Many individuals with developmental disabilities take medications, and their medication regimen may include drugs that have the potential to put them at a greater risk for dehydration and photosensitivity reactions. With warmer weather arriving and additional opportunities for sun exposure, it is a good time to address these issues with consumers, families, service providers and case managers.
Issues with dehydration have been addressed in other articles on this website. These articles include educational material for consumers, service providers, and case managers and can be accessed by clicking on this month’s article in each category.

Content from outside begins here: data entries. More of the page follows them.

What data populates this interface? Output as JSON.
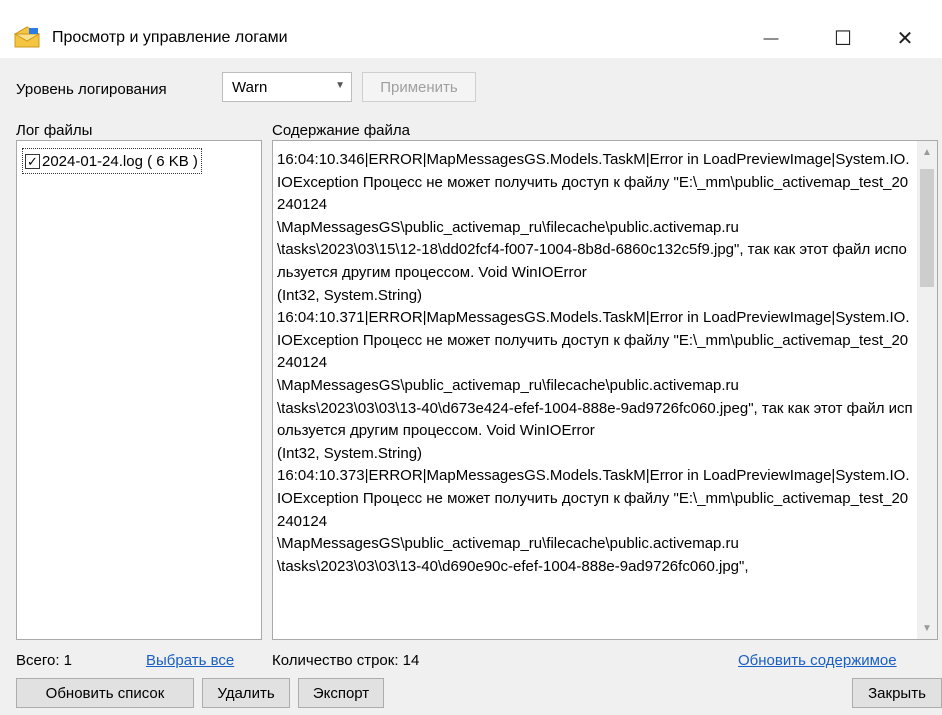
{
  "window": {
    "title": "Просмотр и управление логами",
    "controls": {
      "minimize": "—",
      "maximize": "☐",
      "close": "✕"
    }
  },
  "toolbar": {
    "log_level_label": "Уровень логирования",
    "log_level_value": "Warn",
    "apply_label": "Применить"
  },
  "files_panel": {
    "label": "Лог файлы",
    "items": [
      {
        "checked": true,
        "check_glyph": "✓",
        "name": "2024-01-24.log ( 6 KB )"
      }
    ]
  },
  "content_panel": {
    "label": "Содержание файла",
    "text": "16:04:10.346|ERROR|MapMessagesGS.Models.TaskM|Error in LoadPreviewImage|System.IO.IOException Процесс не может получить доступ к файлу \"E:\\_mm\\public_activemap_test_20240124\n\\MapMessagesGS\\public_activemap_ru\\filecache\\public.activemap.ru\n\\tasks\\2023\\03\\15\\12-18\\dd02fcf4-f007-1004-8b8d-6860c132c5f9.jpg\", так как этот файл используется другим процессом. Void WinIOError\n(Int32, System.String)\n16:04:10.371|ERROR|MapMessagesGS.Models.TaskM|Error in LoadPreviewImage|System.IO.IOException Процесс не может получить доступ к файлу \"E:\\_mm\\public_activemap_test_20240124\n\\MapMessagesGS\\public_activemap_ru\\filecache\\public.activemap.ru\n\\tasks\\2023\\03\\03\\13-40\\d673e424-efef-1004-888e-9ad9726fc060.jpeg\", так как этот файл используется другим процессом. Void WinIOError\n(Int32, System.String)\n16:04:10.373|ERROR|MapMessagesGS.Models.TaskM|Error in LoadPreviewImage|System.IO.IOException Процесс не может получить доступ к файлу \"E:\\_mm\\public_activemap_test_20240124\n\\MapMessagesGS\\public_activemap_ru\\filecache\\public.activemap.ru\n\\tasks\\2023\\03\\03\\13-40\\d690e90c-efef-1004-888e-9ad9726fc060.jpg\","
  },
  "footer": {
    "total_label": "Всего: 1",
    "select_all_link": "Выбрать все",
    "line_count_label": "Количество строк: 14",
    "refresh_content_link": "Обновить содержимое"
  },
  "buttons": {
    "refresh_list": "Обновить список",
    "delete": "Удалить",
    "export": "Экспорт",
    "close": "Закрыть"
  },
  "icons": {
    "app": "envelope-icon",
    "dropdown": "chevron-down-icon",
    "scroll_up": "scroll-up-arrow-icon",
    "scroll_down": "scroll-down-arrow-icon"
  },
  "colors": {
    "link": "#1a5fc4",
    "app_icon_envelope": "#f5c542",
    "app_icon_accent": "#2d7be5"
  }
}
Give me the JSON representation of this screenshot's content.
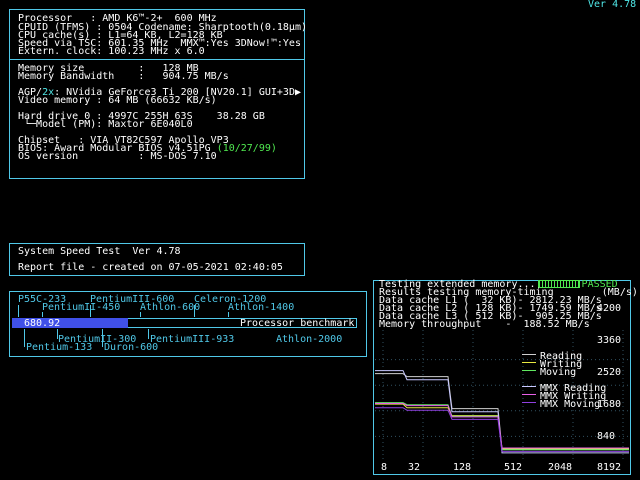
{
  "version": "Ver 4.78",
  "sysinfo": {
    "processor": "Processor   : AMD K6™-2+  600 MHz",
    "cpuid": "CPUID (TFMS) : 0504 Codename: Sharptooth(0.18µm)",
    "cache": "CPU cache(s) : L1=64 KB, L2=128 KB",
    "tsc": "Speed via TSC: 601.35 MHz  MMX™:Yes 3DNow!™:Yes",
    "clock": "Extern. clock: 100.23 MHz x 6.0",
    "mem_size": "Memory size         :   128 MB",
    "mem_bw": "Memory Bandwidth    :   904.75 MB/s",
    "agp_prefix": "AGP/",
    "agp_2x": "2x",
    "agp_rest": ": NVidia GeForce3 Ti 200 [NV20.1] GUI+3D",
    "video_mem": "Video memory : 64 MB (66632 KB/s)",
    "hdd": "Hard drive 0 : 4997C 255H 63S    38.28 GB",
    "hdd_model": " └─Model (PM): Maxtor 6E040L0",
    "chipset": "Chipset   : VIA VT82C597 Apollo VP3",
    "bios_prefix": "BIOS: Award Modular BIOS v4.51PG ",
    "bios_date": "(10/27/99)",
    "os": "OS version          : MS-DOS 7.10"
  },
  "speed_test": {
    "title": "System Speed Test  Ver 4.78",
    "report": "Report file - created on 07-05-2021 02:40:05"
  },
  "benchmark": {
    "score": "680.92",
    "label": "Processor benchmark",
    "score_fraction": 0.12,
    "top_row1": [
      "P55C-233",
      "PentiumIII-600",
      "Celeron-1200"
    ],
    "top_row2": [
      "PentiumII-450",
      "Athlon-600",
      "Athlon-1400"
    ],
    "bot_row1": [
      "PentiumII-300",
      "PentiumIII-933",
      "Athlon-2000"
    ],
    "bot_row2": [
      "Pentium-133",
      "Duron-600"
    ]
  },
  "memtest": {
    "line1": "Testing extended memory...",
    "passed": "PASSED",
    "line2": "Results testing memory-timing        (MB/s)",
    "l1": "Data cache L1 (  32 KB)- 2812.23 MB/s",
    "l2": "Data cache L2 ( 128 KB)- 1749.59 MB/s",
    "l3": "Data cache L3 ( 512 KB)-  905.25 MB/s",
    "throughput": "Memory throughput    -  188.52 MB/s",
    "y_ticks": [
      "4200",
      "3360",
      "2520",
      "1680",
      "840"
    ],
    "x_ticks": [
      "8",
      "32",
      "128",
      "512",
      "2048",
      "8192"
    ],
    "legend": [
      {
        "name": "Reading",
        "color": "#d0d0d0"
      },
      {
        "name": "Writing",
        "color": "#e8e840"
      },
      {
        "name": "Moving",
        "color": "#60e860"
      },
      {
        "name": "MMX Reading",
        "color": "#c8c8ff"
      },
      {
        "name": "MMX Writing",
        "color": "#e860e8"
      },
      {
        "name": "MMX Moving",
        "color": "#9040e0"
      }
    ]
  },
  "chart_data": {
    "type": "line",
    "x": [
      "8",
      "32",
      "128",
      "512",
      "2048",
      "8192"
    ],
    "ylim": [
      0,
      4200
    ],
    "series": [
      {
        "name": "Reading",
        "values": [
          2900,
          2800,
          1750,
          420,
          420,
          420
        ]
      },
      {
        "name": "Writing",
        "values": [
          1900,
          1780,
          1520,
          430,
          430,
          430
        ]
      },
      {
        "name": "Moving",
        "values": [
          1950,
          1880,
          1500,
          400,
          400,
          400
        ]
      },
      {
        "name": "MMX Reading",
        "values": [
          3000,
          2700,
          1650,
          300,
          300,
          300
        ]
      },
      {
        "name": "MMX Writing",
        "values": [
          1920,
          1850,
          1480,
          460,
          460,
          460
        ]
      },
      {
        "name": "MMX Moving",
        "values": [
          1780,
          1700,
          1400,
          350,
          350,
          350
        ]
      }
    ]
  }
}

Medication prescribed for seizure disorders such as Tegretol and Depakote, tricyclic anti-depressants, antibiotics, and psychoactive medications such as phenothiazines are just a few of the medications that have the potential to cause photosensitivity reactions. Every individual who takes one of these medications has the potential for a photosensitivity reaction. Some individuals have a history of such a reaction. These reactions may present differently in different individuals. Certainly, precautions should be taken when an individual is taking any of these medications. The safest course is to avoid exposure to UV radiation and if exposure is unavoidable take all appropriate preventative measures.
Prevention of a photosensitive reaction is best accomplished by:
- applying sunscreen;
- using protective clothing; encouraging hats with broad brims, long-sleeve shirts, long pants, and shoes;
- avoiding the most intense (midday, 10 a.m. – 4 p.m.) sun exposure;
- avoiding tanning lights;
- informing the consumer and/or service provider of the risks
Photosensitivity may produce either phototoxic or photo allergic reactions. For a good discussion of this topic, please visit one of the following websites. The first site contains a list of medications that have the potential to cause a photosensitivity reaction.